* Work to be completed *
Find and copy the lines in the records beneath this task that contain the word "subtitle".
────────
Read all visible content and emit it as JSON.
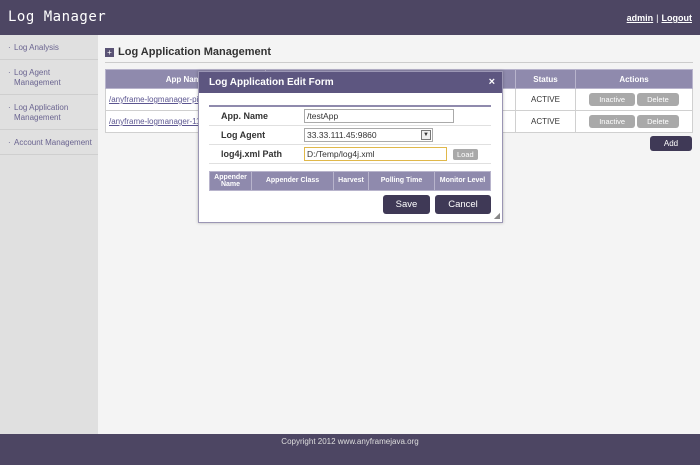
{
  "header": {
    "title": "Log Manager",
    "user": "admin",
    "logout": "Logout"
  },
  "sidebar": {
    "items": [
      {
        "label": "Log Analysis"
      },
      {
        "label": "Log Agent Management"
      },
      {
        "label": "Log Application Management"
      },
      {
        "label": "Account Management"
      }
    ]
  },
  "page": {
    "title": "Log Application Management"
  },
  "grid": {
    "headers": {
      "app_name": "App Name",
      "status": "Status",
      "actions": "Actions"
    },
    "rows": [
      {
        "app_name": "/anyframe-logmanager-pi",
        "status": "ACTIVE",
        "inactive": "Inactive",
        "delete": "Delete"
      },
      {
        "app_name": "/anyframe-logmanager-11",
        "status": "ACTIVE",
        "inactive": "Inactive",
        "delete": "Delete"
      }
    ],
    "add_label": "Add"
  },
  "dialog": {
    "title": "Log Application Edit Form",
    "close": "×",
    "fields": {
      "app_name_label": "App. Name",
      "app_name_value": "/testApp",
      "agent_label": "Log Agent",
      "agent_value": "33.33.111.45:9860",
      "path_label": "log4j.xml Path",
      "path_value": "D:/Temp/log4j.xml",
      "load_label": "Load"
    },
    "appender_headers": [
      "Appender Name",
      "Appender Class",
      "Harvest",
      "Polling Time",
      "Monitor Level"
    ],
    "save_label": "Save",
    "cancel_label": "Cancel"
  },
  "footer": {
    "text": "Copyright 2012 www.anyframejava.org"
  }
}
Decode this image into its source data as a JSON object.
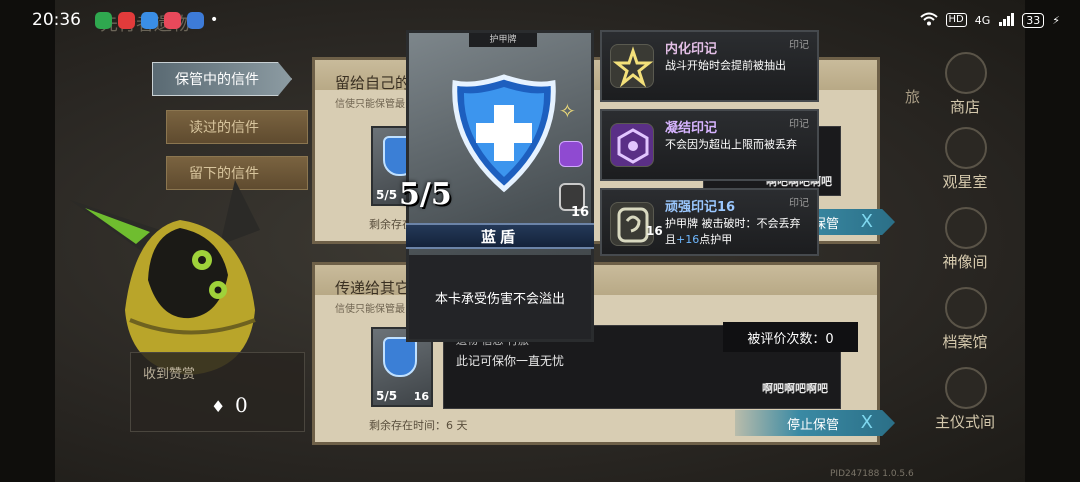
{
  "status_bar": {
    "time": "20:36",
    "app_icons": [
      {
        "name": "app-green-icon",
        "color": "#2fa84f"
      },
      {
        "name": "app-red-icon",
        "color": "#e23b3b"
      },
      {
        "name": "app-blue-icon",
        "color": "#3a8ee6"
      },
      {
        "name": "app-music-icon",
        "color": "#e8495b"
      },
      {
        "name": "app-translate-icon",
        "color": "#3d7bd8"
      }
    ],
    "network": "4G",
    "battery": "33"
  },
  "scene_title": "先行者遗物",
  "tabs": [
    {
      "label": "保管中的信件",
      "active": true
    },
    {
      "label": "读过的信件",
      "active": false
    },
    {
      "label": "留下的信件",
      "active": false
    }
  ],
  "reward": {
    "label": "收到赞赏",
    "value": "0"
  },
  "panel_top": {
    "title": "留给自己的",
    "subtitle": "信使只能保管最",
    "card_cost": "5/5",
    "remain": "剩余存在",
    "partial_text": "啊吧啊吧啊吧",
    "stop_label": "停止保管"
  },
  "panel_bottom": {
    "title": "传递给其它",
    "subtitle": "信使只能保管最",
    "card_cost": "5/5",
    "card_num": "16",
    "remain": "剩余存在时间：6 天",
    "message_partial": "遗物 信息 行旅",
    "message": "此记可保你一直无忧",
    "signature": "啊吧啊吧啊吧",
    "rating": "被评价次数：0",
    "stop_label": "停止保管"
  },
  "right_nav": [
    {
      "label": "商店",
      "icon": "shop-emblem-icon"
    },
    {
      "label": "观星室",
      "icon": "observatory-emblem-icon"
    },
    {
      "label": "神像间",
      "icon": "statue-emblem-icon"
    },
    {
      "label": "档案馆",
      "icon": "archive-emblem-icon"
    },
    {
      "label": "主仪式间",
      "icon": "ritual-emblem-icon"
    }
  ],
  "right_nav_partial": "旅",
  "card": {
    "type_label": "护甲牌",
    "cost": "5/5",
    "num": "16",
    "name": "蓝盾",
    "description": "本卡承受伤害不会溢出"
  },
  "sigils": [
    {
      "title": "内化印记",
      "tag": "印记",
      "desc": "战斗开始时会提前被抽出",
      "color": "#f3e07a"
    },
    {
      "title": "凝结印记",
      "tag": "印记",
      "desc": "不会因为超出上限而被丢弃",
      "color": "#a55ee0"
    },
    {
      "title": "顽强印记16",
      "tag": "印记",
      "desc_a": "护甲牌 被击破时：不会丢弃",
      "desc_b": "且",
      "desc_hl": "+16",
      "desc_c": "点护甲",
      "num": "16",
      "color": "#d9d9c0"
    }
  ],
  "version": "PID247188 1.0.5.6"
}
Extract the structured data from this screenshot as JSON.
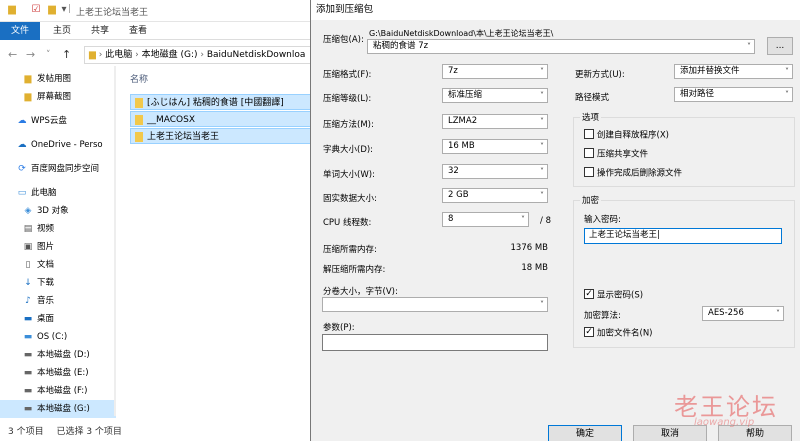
{
  "explorer": {
    "window_title": "上老王论坛当老王",
    "ribbon_tabs": [
      "文件",
      "主页",
      "共享",
      "查看"
    ],
    "breadcrumbs": [
      "此电脑",
      "本地磁盘 (G:)",
      "BaiduNetdiskDownloa"
    ],
    "sidebar_items": [
      {
        "label": "发帖用图",
        "icon": "folder-icon"
      },
      {
        "label": "屏幕截图",
        "icon": "folder-icon"
      },
      {
        "label": "WPS云盘",
        "icon": "cloud-icon"
      },
      {
        "label": "OneDrive - Perso",
        "icon": "cloud-icon"
      },
      {
        "label": "百度网盘同步空间",
        "icon": "sync-icon"
      },
      {
        "label": "此电脑",
        "icon": "computer-icon"
      },
      {
        "label": "3D 对象",
        "icon": "cube-icon"
      },
      {
        "label": "视频",
        "icon": "video-icon"
      },
      {
        "label": "图片",
        "icon": "picture-icon"
      },
      {
        "label": "文档",
        "icon": "document-icon"
      },
      {
        "label": "下载",
        "icon": "download-icon"
      },
      {
        "label": "音乐",
        "icon": "music-icon"
      },
      {
        "label": "桌面",
        "icon": "desktop-icon"
      },
      {
        "label": "OS (C:)",
        "icon": "drive-icon"
      },
      {
        "label": "本地磁盘 (D:)",
        "icon": "drive-icon"
      },
      {
        "label": "本地磁盘 (E:)",
        "icon": "drive-icon"
      },
      {
        "label": "本地磁盘 (F:)",
        "icon": "drive-icon"
      },
      {
        "label": "本地磁盘 (G:)",
        "icon": "drive-icon"
      }
    ],
    "column_header": "名称",
    "files": [
      "[ふじはん] 粘稠的食谱 [中國翻譯]",
      "__MACOSX",
      "上老王论坛当老王"
    ],
    "status_count": "3 个项目",
    "status_selected": "已选择 3 个项目"
  },
  "dialog": {
    "title": "添加到压缩包",
    "archive_label": "压缩包(A):",
    "archive_path": "G:\\BaiduNetdiskDownload\\本\\上老王论坛当老王\\",
    "archive_name": "粘稠的食谱 7z",
    "browse_label": "...",
    "format_label": "压缩格式(F):",
    "format_value": "7z",
    "level_label": "压缩等级(L):",
    "level_value": "标准压缩",
    "method_label": "压缩方法(M):",
    "method_value": "LZMA2",
    "dict_label": "字典大小(D):",
    "dict_value": "16 MB",
    "word_label": "单词大小(W):",
    "word_value": "32",
    "solid_label": "固实数据大小:",
    "solid_value": "2 GB",
    "cpu_label": "CPU 线程数:",
    "cpu_value": "8",
    "cpu_total": "/ 8",
    "mem_comp_label": "压缩所需内存:",
    "mem_comp_value": "1376 MB",
    "mem_decomp_label": "解压缩所需内存:",
    "mem_decomp_value": "18 MB",
    "split_label": "分卷大小，字节(V):",
    "split_value": "",
    "params_label": "参数(P):",
    "params_value": "",
    "update_label": "更新方式(U):",
    "update_value": "添加并替换文件",
    "path_mode_label": "路径模式",
    "path_mode_value": "相对路径",
    "options_title": "选项",
    "opt_sfx": "创建自释放程序(X)",
    "opt_shared": "压缩共享文件",
    "opt_delete": "操作完成后删除源文件",
    "encryption_title": "加密",
    "password_label": "输入密码:",
    "password_value": "上老王论坛当老王",
    "show_password": "显示密码(S)",
    "enc_method_label": "加密算法:",
    "enc_method_value": "AES-256",
    "encrypt_names": "加密文件名(N)",
    "ok_label": "确定",
    "cancel_label": "取消",
    "help_label": "帮助"
  },
  "watermark": {
    "main": "老王论坛",
    "sub": "laowang.vip"
  }
}
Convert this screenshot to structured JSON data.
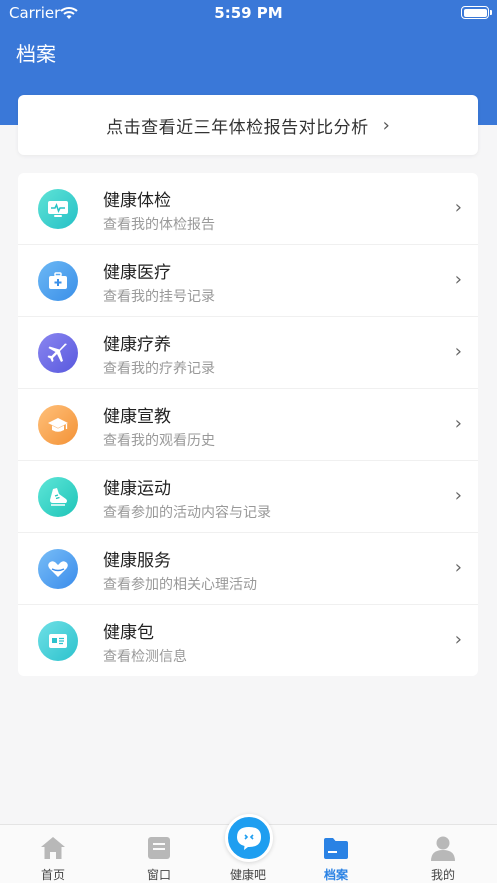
{
  "status_bar": {
    "carrier": "Carrier",
    "time": "5:59 PM"
  },
  "header": {
    "title": "档案"
  },
  "compare": {
    "label": "点击查看近三年体检报告对比分析",
    "chevron": "›"
  },
  "list": {
    "items": [
      {
        "title": "健康体检",
        "subtitle": "查看我的体检报告",
        "icon": "monitor-pulse-icon",
        "color": "#3dd3c6"
      },
      {
        "title": "健康医疗",
        "subtitle": "查看我的挂号记录",
        "icon": "medical-kit-icon",
        "color": "#4aa2ee"
      },
      {
        "title": "健康疗养",
        "subtitle": "查看我的疗养记录",
        "icon": "airplane-icon",
        "color": "#6e6ee6"
      },
      {
        "title": "健康宣教",
        "subtitle": "查看我的观看历史",
        "icon": "graduation-cap-icon",
        "color": "#f5a54a"
      },
      {
        "title": "健康运动",
        "subtitle": "查看参加的活动内容与记录",
        "icon": "running-shoe-icon",
        "color": "#2fd3c2"
      },
      {
        "title": "健康服务",
        "subtitle": "查看参加的相关心理活动",
        "icon": "heart-hands-icon",
        "color": "#4a9ef0"
      },
      {
        "title": "健康包",
        "subtitle": "查看检测信息",
        "icon": "health-card-icon",
        "color": "#3fcfd6"
      }
    ],
    "chevron": "›"
  },
  "tabbar": {
    "tabs": [
      {
        "label": "首页",
        "icon": "home-icon",
        "active": false
      },
      {
        "label": "窗口",
        "icon": "window-icon",
        "active": false
      },
      {
        "label": "健康吧",
        "icon": "chat-bubble-icon",
        "active": false
      },
      {
        "label": "档案",
        "icon": "folder-icon",
        "active": true
      },
      {
        "label": "我的",
        "icon": "user-icon",
        "active": false
      }
    ]
  },
  "colors": {
    "header": "#3a78d8",
    "active_tab": "#2a82e4",
    "center_button": "#1e9ef0"
  }
}
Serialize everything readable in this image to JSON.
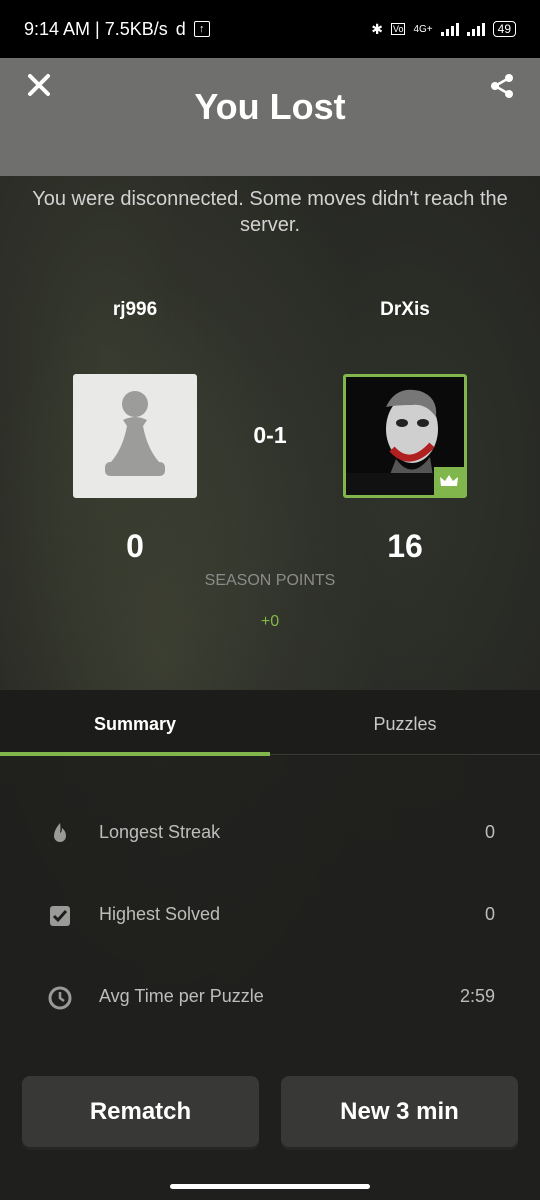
{
  "status_bar": {
    "time_and_speed": "9:14 AM | 7.5KB/s",
    "network": "4G+",
    "battery": "49"
  },
  "header": {
    "title": "You Lost"
  },
  "message": "You were disconnected. Some moves didn't reach the server.",
  "players": {
    "left": {
      "name": "rj996",
      "points": "0"
    },
    "right": {
      "name": "DrXis",
      "points": "16"
    }
  },
  "score": "0-1",
  "season": {
    "label": "SEASON POINTS",
    "delta": "+0"
  },
  "tabs": [
    {
      "label": "Summary"
    },
    {
      "label": "Puzzles"
    }
  ],
  "stats": [
    {
      "label": "Longest Streak",
      "value": "0",
      "icon": "flame-icon"
    },
    {
      "label": "Highest Solved",
      "value": "0",
      "icon": "checkbox-icon"
    },
    {
      "label": "Avg Time per Puzzle",
      "value": "2:59",
      "icon": "clock-icon"
    }
  ],
  "buttons": {
    "rematch": "Rematch",
    "new_game": "New 3 min"
  },
  "colors": {
    "accent": "#81b64c",
    "header_bg": "#6f6f6d",
    "button_bg": "#383836"
  }
}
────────
* Answer area *
    "subtitle": "信使只能保管最",
    "subtitle": "信使只能保管最",
        "subtitle": "查看我的体检报告",
        "subtitle": "查看我的挂号记录",
        "subtitle": "查看我的疗养记录",
        "subtitle": "查看我的观看历史",
        "subtitle": "查看参加的活动内容与记录",
        "subtitle": "查看参加的相关心理活动",
        "subtitle": "查看检测信息",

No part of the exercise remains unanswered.